Northwestern University Library is proud to support the campus conversation centering on this year's One Book, One Northwestern selection, The Immortal Life of Henrietta Lacks, by Rebecca Skloot. This guide brings together links to various events, exhibits, and library resources about and supporting this selected book.
Courtesy of Dr. Teng-Leong Chew, Cell & Molecular Biology, Feinberg School of Medicine, Northwestern University Cell Imaging Facility
Her name was Henrietta Lacks, but scientists know her as HeLa. She was a poor tobacco farmer whose cells became one of the most important tools in medicine, vital for developing the polio vaccine, cloning, gene mapping, in vitro fertilization, and more. Her cells have been bought and sold by the billions, yet she remains virtually unknown, and her family can’t afford health insurance.

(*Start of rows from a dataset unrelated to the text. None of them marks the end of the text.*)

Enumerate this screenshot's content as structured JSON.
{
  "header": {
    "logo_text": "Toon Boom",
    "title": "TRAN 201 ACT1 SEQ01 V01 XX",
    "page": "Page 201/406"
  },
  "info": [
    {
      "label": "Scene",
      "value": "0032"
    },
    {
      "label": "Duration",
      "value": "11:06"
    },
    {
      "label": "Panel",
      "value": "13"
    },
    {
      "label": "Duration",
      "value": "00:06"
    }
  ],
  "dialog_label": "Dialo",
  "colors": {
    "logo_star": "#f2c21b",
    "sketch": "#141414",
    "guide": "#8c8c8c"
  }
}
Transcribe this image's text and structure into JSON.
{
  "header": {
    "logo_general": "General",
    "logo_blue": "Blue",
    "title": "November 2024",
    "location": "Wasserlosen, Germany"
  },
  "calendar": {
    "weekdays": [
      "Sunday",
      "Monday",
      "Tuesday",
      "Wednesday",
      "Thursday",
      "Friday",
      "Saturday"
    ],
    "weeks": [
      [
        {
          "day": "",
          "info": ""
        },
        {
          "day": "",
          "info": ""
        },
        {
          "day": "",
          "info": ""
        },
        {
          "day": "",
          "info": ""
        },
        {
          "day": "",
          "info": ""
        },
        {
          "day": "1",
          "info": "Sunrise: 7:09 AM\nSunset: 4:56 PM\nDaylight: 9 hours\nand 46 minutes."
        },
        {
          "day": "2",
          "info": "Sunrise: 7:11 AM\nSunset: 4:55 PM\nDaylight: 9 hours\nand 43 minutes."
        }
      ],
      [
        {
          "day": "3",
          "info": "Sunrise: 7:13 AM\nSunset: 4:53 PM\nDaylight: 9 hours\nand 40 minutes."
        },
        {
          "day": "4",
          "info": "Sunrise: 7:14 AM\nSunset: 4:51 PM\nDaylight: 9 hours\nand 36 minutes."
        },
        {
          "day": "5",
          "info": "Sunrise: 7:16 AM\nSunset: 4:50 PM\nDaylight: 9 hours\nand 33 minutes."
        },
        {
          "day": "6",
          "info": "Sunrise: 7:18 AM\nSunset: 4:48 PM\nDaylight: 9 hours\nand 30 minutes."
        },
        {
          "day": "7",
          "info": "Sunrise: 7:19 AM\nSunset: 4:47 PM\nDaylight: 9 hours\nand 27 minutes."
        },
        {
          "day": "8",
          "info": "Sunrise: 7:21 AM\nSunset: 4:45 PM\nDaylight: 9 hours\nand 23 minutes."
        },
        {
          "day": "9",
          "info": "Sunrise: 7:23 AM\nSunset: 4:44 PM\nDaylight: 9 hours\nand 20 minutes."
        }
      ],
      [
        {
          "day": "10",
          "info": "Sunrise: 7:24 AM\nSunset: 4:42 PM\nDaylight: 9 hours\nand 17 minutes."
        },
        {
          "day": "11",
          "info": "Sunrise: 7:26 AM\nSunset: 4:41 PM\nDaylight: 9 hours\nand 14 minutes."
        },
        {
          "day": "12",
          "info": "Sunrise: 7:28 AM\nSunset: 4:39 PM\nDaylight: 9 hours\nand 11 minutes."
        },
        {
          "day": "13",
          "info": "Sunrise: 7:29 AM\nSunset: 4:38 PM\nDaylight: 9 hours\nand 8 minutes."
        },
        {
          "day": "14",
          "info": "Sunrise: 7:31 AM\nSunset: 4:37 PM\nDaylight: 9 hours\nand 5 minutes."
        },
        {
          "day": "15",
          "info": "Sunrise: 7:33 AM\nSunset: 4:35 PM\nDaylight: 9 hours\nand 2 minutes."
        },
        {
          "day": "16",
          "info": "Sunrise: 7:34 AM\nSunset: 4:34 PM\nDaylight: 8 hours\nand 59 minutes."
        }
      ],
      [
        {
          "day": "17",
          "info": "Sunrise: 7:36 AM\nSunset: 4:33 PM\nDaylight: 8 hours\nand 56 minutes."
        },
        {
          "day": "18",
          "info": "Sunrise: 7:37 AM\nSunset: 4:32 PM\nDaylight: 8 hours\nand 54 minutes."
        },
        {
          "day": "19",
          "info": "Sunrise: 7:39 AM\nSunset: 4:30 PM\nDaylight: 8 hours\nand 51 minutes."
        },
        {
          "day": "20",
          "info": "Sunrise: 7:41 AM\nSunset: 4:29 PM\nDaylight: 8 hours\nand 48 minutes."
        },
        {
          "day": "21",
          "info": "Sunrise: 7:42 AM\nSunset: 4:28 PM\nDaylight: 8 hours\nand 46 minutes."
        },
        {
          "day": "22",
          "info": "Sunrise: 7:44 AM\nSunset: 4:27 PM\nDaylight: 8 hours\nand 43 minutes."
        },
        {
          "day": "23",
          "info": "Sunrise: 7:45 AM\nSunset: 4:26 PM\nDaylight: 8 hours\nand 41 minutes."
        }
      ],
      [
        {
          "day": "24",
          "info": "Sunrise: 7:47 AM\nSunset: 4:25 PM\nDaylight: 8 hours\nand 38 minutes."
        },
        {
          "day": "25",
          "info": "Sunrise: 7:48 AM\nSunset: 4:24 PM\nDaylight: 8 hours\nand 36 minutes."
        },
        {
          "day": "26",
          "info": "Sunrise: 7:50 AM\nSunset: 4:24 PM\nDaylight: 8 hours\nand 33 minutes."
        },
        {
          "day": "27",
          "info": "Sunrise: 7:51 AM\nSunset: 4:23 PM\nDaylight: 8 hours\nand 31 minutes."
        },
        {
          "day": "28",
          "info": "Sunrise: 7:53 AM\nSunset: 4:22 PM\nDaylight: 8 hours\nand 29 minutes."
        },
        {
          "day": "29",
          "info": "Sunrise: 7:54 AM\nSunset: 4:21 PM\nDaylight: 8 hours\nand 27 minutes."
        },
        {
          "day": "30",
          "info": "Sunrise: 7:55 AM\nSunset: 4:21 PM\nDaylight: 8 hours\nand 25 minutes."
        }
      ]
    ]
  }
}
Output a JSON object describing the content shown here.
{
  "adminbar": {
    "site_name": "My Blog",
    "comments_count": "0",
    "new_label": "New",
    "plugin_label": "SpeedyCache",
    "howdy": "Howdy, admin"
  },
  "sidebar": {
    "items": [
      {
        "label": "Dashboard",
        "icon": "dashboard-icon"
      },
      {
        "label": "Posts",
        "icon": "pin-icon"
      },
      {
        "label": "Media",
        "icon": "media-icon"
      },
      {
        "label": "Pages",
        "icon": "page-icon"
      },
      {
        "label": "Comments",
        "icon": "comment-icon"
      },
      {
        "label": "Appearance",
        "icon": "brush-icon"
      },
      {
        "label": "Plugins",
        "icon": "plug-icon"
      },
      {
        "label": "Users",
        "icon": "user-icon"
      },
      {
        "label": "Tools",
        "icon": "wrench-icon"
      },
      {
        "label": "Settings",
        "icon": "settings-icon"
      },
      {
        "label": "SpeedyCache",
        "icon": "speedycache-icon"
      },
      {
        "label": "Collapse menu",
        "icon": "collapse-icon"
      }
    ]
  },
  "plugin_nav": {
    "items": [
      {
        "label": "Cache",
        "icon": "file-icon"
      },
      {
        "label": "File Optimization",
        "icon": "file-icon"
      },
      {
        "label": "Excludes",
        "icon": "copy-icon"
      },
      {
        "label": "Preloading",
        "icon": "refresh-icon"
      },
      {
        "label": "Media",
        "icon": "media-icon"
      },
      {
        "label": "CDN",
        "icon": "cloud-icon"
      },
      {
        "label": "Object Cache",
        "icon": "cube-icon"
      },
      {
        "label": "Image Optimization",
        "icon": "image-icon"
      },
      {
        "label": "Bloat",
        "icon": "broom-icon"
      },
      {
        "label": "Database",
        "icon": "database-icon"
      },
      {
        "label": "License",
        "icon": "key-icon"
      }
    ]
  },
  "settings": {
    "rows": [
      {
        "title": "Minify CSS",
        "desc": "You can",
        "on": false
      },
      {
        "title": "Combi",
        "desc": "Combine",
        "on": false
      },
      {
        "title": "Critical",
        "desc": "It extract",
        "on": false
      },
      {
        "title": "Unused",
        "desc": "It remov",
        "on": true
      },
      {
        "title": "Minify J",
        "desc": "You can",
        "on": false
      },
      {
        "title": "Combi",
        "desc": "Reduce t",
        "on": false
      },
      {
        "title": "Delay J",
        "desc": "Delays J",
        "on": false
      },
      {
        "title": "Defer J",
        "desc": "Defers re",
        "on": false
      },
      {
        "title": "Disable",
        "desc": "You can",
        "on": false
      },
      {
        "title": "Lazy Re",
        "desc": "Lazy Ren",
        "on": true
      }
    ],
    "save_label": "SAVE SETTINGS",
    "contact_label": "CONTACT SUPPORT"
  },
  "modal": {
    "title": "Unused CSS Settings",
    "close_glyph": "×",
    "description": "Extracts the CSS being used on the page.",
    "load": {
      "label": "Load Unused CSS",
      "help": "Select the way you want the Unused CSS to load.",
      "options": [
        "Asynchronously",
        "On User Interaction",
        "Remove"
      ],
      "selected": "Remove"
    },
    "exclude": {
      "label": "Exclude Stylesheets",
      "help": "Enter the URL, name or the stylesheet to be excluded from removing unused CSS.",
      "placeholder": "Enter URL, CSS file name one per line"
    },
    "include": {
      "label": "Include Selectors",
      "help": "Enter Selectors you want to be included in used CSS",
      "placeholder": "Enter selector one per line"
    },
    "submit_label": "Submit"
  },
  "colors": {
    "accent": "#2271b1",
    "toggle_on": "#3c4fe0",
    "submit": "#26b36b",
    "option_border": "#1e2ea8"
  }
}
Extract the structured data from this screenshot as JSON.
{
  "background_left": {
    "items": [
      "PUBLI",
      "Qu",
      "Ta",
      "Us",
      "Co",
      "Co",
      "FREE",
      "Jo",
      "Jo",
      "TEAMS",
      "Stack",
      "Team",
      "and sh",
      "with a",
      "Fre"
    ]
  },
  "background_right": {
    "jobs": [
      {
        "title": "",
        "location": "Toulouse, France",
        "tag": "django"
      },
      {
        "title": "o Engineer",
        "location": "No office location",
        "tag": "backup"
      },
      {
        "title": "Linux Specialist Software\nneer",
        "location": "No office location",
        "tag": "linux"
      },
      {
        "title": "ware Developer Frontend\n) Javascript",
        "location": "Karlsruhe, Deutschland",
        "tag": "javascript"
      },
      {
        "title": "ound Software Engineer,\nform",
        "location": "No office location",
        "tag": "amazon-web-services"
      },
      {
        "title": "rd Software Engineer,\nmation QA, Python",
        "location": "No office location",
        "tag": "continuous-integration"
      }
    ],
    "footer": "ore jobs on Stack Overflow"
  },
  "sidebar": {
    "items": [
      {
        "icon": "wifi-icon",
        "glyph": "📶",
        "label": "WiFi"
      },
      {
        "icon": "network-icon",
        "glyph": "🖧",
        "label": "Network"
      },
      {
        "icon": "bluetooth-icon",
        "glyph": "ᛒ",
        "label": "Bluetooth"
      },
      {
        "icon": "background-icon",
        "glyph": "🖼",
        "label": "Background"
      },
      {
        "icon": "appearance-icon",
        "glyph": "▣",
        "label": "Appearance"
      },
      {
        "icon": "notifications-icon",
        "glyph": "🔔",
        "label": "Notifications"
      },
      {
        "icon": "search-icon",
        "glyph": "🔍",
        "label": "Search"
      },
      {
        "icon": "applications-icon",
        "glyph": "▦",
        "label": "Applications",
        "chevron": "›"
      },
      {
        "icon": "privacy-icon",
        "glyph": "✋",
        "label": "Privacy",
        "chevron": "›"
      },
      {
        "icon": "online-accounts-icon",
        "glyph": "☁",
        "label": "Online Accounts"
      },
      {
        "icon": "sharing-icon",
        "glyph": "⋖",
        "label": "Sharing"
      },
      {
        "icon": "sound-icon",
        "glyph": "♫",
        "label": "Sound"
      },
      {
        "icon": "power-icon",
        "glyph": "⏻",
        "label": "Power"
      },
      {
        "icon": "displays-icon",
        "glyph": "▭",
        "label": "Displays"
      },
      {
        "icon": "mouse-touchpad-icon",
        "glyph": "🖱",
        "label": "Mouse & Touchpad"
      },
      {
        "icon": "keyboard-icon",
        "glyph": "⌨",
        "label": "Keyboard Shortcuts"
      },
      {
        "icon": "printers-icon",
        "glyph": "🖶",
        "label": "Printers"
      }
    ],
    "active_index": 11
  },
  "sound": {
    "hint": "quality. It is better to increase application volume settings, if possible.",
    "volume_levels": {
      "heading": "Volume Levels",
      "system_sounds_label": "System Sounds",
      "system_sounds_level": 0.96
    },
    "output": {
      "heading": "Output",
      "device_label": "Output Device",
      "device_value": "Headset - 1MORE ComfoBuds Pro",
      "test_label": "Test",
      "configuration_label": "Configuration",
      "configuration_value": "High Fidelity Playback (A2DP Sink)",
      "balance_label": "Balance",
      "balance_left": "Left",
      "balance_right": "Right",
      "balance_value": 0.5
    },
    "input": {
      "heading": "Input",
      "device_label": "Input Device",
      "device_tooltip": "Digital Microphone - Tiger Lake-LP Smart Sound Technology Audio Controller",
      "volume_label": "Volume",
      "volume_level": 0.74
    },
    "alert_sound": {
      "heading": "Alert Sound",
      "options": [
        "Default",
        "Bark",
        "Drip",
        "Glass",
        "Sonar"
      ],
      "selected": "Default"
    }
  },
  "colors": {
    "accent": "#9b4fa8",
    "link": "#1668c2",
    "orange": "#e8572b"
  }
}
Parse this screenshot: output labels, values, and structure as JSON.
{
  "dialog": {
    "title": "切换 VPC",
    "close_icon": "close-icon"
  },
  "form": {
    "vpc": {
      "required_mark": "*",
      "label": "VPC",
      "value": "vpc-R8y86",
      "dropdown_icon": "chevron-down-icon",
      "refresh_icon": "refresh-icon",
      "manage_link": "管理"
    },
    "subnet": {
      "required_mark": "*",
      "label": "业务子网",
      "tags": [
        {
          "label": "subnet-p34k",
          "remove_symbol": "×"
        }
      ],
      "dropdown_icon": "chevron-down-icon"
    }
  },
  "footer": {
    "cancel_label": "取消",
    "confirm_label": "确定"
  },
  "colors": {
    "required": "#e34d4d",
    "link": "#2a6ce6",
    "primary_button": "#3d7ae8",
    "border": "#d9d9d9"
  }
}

Reading and talking about her incredible story is a great way to ponder the collision between ethics, race, and medicine; of scientific discovery and faith healing.
In 1998, Modern Times: The Way of All Flesh, a BBC documentary on Lacks & HeLa directed by Adam Curtis, won the Best Science & Nature Documentary at the San Francisco International Film Festival.
Henrietta Lacks (August 1, 1920–October 4, 1951) was an African American woman who was the unwitting source of cells from her cancerous tumor, which were cultured by George Otto Gey to create an immortal cell line for medical research. [Wikipedia]
David Lacks, holding photo of his parents, will speak on the Chicago Campus on November 17, 2011. [Plan-It-Purple]
Lacks headstone in Clover, VA.